▼▼▼

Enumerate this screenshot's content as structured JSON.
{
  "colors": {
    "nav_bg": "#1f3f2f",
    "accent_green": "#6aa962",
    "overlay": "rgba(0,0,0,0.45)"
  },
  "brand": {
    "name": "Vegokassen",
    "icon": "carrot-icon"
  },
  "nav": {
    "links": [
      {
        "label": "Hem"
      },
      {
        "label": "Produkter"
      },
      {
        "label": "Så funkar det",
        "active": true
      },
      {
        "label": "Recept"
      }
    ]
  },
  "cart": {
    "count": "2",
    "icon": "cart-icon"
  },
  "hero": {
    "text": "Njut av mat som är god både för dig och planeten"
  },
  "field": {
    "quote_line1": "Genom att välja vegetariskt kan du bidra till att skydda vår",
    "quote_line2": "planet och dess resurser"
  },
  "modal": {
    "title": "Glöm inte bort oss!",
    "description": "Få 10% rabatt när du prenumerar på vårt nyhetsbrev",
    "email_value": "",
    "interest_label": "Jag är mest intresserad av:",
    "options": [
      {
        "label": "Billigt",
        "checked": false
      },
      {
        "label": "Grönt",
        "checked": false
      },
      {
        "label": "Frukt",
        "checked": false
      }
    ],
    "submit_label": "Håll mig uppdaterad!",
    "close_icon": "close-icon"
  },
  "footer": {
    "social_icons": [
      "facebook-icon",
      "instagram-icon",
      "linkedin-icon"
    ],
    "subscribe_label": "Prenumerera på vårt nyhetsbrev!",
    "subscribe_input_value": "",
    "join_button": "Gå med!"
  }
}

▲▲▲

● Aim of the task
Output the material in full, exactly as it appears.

● Answer to the problem
Enumerate this screenshot's content as structured JSON.
{
  "colors": {
    "nav_bg": "#1f3f2f",
    "accent_green": "#6aa962",
    "overlay": "rgba(0,0,0,0.45)"
  },
  "brand": {
    "name": "Vegokassen",
    "icon": "carrot-icon"
  },
  "nav": {
    "links": [
      {
        "label": "Hem"
      },
      {
        "label": "Produkter"
      },
      {
        "label": "Så funkar det",
        "active": true
      },
      {
        "label": "Recept"
      }
    ]
  },
  "cart": {
    "count": "2",
    "icon": "cart-icon"
  },
  "hero": {
    "text": "Njut av mat som är god både för dig och planeten"
  },
  "field": {
    "quote_line1": "Genom att välja vegetariskt kan du bidra till att skydda vår",
    "quote_line2": "planet och dess resurser"
  },
  "modal": {
    "title": "Glöm inte bort oss!",
    "description": "Få 10% rabatt när du prenumerar på vårt nyhetsbrev",
    "email_value": "",
    "interest_label": "Jag är mest intresserad av:",
    "options": [
      {
        "label": "Billigt",
        "checked": false
      },
      {
        "label": "Grönt",
        "checked": false
      },
      {
        "label": "Frukt",
        "checked": false
      }
    ],
    "submit_label": "Håll mig uppdaterad!",
    "close_icon": "close-icon"
  },
  "footer": {
    "social_icons": [
      "facebook-icon",
      "instagram-icon",
      "linkedin-icon"
    ],
    "subscribe_label": "Prenumerera på vårt nyhetsbrev!",
    "subscribe_input_value": "",
    "join_button": "Gå med!"
  }
}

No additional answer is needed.